-- What is being asked --
Identify each line below containing the string "handle" and copy it.

-- The data --
- - - -

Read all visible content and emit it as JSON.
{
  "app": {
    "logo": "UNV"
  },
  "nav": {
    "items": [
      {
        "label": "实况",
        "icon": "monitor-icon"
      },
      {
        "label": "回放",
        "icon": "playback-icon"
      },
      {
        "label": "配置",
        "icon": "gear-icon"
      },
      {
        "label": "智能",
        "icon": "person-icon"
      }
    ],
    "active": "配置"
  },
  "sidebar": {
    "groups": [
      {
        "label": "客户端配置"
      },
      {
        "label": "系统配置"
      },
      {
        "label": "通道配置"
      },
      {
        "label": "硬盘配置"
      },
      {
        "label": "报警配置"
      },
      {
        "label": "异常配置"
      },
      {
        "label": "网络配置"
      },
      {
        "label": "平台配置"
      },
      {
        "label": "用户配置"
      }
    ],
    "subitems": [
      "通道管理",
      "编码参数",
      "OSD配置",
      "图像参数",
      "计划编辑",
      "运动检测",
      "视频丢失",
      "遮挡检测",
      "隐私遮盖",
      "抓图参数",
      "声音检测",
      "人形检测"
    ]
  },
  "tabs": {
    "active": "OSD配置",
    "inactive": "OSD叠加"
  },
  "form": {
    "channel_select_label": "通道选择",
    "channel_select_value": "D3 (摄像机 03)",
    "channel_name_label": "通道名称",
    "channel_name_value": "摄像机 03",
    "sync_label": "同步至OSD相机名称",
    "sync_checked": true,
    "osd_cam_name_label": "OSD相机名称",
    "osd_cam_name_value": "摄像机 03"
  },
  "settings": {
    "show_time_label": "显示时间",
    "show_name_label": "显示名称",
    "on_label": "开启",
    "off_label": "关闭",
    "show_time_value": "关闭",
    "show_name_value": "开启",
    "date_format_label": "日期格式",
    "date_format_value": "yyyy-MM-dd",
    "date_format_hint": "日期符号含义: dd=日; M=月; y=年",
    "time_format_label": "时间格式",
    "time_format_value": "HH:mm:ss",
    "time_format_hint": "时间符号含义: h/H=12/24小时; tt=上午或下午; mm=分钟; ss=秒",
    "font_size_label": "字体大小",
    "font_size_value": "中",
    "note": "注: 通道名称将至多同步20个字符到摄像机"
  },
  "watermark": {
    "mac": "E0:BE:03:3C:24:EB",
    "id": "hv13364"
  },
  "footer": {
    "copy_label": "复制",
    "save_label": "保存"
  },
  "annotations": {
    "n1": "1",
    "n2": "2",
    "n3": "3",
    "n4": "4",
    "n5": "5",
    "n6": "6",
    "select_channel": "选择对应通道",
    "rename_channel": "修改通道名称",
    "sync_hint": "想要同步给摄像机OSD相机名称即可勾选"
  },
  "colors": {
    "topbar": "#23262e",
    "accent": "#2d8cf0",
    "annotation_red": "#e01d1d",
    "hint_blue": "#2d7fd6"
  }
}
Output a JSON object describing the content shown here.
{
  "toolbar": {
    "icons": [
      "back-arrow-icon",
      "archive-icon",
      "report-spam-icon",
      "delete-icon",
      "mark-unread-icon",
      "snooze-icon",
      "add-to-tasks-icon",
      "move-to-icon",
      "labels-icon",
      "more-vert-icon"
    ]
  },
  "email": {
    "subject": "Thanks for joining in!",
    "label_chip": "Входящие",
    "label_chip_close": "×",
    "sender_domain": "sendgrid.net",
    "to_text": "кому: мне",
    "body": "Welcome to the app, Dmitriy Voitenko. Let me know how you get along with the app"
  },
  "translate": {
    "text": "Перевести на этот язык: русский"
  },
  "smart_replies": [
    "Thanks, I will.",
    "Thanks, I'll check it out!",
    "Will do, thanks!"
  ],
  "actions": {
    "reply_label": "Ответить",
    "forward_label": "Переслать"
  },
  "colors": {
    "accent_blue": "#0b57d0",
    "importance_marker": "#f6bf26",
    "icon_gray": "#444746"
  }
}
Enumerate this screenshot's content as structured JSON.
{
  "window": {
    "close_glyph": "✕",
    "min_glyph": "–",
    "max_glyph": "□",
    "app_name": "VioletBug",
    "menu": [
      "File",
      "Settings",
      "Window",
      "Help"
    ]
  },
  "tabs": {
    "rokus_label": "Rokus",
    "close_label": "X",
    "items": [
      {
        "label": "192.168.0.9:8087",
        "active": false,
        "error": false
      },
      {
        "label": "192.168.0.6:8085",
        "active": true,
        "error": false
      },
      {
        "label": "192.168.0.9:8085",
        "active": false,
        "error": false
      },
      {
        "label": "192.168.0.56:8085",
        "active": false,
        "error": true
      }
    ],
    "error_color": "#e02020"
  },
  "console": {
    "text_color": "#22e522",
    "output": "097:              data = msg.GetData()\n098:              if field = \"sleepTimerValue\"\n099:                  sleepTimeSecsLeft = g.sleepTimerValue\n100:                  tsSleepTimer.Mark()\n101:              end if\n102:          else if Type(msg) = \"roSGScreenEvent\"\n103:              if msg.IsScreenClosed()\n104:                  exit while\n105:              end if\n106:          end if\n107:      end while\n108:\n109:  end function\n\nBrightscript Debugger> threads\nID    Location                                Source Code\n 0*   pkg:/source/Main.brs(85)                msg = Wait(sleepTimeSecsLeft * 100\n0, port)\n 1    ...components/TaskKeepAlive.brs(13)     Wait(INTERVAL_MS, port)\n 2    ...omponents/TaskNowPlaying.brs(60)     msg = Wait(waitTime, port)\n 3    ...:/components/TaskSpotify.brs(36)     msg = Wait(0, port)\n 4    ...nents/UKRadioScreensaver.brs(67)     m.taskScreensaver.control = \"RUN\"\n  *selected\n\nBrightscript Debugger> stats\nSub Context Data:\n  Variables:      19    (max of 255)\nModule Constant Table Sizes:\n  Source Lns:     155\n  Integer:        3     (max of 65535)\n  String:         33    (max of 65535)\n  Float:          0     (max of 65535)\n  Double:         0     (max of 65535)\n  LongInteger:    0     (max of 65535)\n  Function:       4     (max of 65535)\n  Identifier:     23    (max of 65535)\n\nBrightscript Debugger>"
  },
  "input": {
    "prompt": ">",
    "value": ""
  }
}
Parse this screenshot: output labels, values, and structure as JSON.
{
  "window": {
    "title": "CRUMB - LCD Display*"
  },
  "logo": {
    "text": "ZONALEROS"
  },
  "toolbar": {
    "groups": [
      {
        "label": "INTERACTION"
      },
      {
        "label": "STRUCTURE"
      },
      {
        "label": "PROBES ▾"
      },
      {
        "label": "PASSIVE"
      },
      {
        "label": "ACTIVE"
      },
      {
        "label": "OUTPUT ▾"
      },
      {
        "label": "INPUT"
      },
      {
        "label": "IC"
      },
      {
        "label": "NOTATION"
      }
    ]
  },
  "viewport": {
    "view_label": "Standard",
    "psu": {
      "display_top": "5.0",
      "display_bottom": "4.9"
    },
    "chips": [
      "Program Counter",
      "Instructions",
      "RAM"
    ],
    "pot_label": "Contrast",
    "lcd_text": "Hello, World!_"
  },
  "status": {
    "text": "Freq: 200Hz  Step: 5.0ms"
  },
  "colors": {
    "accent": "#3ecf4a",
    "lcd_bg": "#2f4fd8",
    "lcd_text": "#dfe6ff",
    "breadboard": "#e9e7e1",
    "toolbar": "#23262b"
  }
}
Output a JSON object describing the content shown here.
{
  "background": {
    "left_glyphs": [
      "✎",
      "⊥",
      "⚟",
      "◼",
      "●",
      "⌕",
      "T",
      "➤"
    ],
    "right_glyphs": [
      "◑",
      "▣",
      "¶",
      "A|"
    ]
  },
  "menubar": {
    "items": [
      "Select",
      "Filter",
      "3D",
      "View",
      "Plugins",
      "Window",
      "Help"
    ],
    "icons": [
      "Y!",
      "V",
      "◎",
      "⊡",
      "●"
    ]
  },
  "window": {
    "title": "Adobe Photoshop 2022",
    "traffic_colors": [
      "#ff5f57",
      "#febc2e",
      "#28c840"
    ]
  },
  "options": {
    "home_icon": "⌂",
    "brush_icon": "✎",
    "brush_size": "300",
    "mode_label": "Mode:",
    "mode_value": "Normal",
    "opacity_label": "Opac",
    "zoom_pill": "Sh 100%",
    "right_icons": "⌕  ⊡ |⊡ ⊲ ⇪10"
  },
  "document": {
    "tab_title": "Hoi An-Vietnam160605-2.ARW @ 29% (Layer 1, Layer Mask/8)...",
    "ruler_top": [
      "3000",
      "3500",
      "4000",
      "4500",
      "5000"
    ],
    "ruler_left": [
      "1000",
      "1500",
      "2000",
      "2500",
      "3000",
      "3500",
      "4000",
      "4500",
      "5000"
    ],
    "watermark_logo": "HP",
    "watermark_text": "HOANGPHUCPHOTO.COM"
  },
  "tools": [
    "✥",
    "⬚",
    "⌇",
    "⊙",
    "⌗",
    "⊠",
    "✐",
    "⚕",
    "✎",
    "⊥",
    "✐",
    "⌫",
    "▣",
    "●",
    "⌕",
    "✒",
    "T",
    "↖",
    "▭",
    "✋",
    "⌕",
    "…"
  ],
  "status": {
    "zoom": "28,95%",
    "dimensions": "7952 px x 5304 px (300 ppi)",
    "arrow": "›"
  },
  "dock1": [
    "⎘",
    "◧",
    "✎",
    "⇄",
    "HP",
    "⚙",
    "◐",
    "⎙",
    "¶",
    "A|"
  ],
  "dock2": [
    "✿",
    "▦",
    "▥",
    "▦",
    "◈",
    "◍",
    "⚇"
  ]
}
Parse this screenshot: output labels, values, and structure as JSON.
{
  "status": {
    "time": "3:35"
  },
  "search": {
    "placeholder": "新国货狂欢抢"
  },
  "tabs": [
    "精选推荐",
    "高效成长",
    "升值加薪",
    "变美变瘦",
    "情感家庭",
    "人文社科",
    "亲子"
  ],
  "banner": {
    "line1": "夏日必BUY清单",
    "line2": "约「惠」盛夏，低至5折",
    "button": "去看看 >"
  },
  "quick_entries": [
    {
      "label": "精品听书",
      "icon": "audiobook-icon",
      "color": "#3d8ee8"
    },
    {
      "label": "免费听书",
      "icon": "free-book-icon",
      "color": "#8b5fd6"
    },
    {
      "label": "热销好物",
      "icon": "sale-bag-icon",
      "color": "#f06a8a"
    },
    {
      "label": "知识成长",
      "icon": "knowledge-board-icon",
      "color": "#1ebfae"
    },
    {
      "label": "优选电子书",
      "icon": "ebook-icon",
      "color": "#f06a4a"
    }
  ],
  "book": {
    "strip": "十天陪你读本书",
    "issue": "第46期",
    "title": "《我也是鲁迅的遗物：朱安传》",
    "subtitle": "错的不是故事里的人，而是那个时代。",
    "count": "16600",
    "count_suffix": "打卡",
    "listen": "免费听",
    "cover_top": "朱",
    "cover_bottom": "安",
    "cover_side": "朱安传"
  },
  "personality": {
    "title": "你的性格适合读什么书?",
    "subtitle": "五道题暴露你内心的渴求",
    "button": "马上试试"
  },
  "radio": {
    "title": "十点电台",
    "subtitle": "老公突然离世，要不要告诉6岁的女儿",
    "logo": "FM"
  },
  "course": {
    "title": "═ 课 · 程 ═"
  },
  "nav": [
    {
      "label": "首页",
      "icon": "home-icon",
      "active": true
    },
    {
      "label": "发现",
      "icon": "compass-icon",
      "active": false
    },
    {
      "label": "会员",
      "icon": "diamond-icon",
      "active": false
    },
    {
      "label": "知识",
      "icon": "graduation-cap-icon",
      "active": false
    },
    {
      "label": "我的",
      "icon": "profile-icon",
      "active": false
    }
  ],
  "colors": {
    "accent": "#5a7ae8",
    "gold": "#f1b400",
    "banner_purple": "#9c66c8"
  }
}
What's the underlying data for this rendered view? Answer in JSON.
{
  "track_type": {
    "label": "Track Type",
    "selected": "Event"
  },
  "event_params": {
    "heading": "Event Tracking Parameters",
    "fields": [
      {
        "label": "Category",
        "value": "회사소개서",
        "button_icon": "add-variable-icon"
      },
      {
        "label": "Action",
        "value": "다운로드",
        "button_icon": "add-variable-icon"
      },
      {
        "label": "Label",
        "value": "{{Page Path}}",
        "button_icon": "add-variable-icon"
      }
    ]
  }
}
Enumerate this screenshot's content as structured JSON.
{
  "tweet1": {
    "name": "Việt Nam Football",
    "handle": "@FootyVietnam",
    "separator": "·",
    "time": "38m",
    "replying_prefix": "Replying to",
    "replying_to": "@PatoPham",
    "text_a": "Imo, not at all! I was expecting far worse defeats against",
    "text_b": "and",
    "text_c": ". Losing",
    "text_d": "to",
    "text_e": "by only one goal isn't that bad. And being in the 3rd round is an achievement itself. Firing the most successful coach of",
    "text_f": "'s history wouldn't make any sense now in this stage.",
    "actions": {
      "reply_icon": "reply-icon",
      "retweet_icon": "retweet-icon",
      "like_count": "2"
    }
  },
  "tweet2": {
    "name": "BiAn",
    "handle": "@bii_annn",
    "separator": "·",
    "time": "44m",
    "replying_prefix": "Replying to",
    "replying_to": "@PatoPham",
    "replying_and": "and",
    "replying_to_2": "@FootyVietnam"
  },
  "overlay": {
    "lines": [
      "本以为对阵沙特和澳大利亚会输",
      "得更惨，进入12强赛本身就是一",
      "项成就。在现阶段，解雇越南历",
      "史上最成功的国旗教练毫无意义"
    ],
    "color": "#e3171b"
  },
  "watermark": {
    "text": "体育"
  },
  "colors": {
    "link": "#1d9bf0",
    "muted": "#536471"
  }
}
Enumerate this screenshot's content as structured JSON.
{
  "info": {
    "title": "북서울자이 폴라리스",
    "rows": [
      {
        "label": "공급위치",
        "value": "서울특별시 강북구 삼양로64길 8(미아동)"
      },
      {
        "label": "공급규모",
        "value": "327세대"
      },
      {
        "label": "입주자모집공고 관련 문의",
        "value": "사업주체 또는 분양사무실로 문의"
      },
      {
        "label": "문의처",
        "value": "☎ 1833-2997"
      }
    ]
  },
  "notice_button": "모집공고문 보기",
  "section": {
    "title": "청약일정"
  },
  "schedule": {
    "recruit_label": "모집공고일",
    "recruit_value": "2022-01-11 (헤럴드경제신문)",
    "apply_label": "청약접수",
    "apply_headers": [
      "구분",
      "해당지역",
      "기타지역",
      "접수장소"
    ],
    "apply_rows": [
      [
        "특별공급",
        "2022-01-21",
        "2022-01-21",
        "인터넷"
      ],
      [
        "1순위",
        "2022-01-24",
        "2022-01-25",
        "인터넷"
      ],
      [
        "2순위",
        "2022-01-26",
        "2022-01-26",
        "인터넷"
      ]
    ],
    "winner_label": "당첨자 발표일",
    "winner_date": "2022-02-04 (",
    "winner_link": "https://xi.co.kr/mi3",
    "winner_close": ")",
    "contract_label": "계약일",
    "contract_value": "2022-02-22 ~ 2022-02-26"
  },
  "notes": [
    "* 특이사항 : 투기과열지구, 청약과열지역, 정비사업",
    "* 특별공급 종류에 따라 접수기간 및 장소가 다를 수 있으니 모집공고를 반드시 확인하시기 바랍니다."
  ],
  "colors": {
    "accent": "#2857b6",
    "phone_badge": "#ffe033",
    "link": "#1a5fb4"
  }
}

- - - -

-- Expected answer --
    "handle": "@FootyVietnam",
    "handle": "@bii_annn",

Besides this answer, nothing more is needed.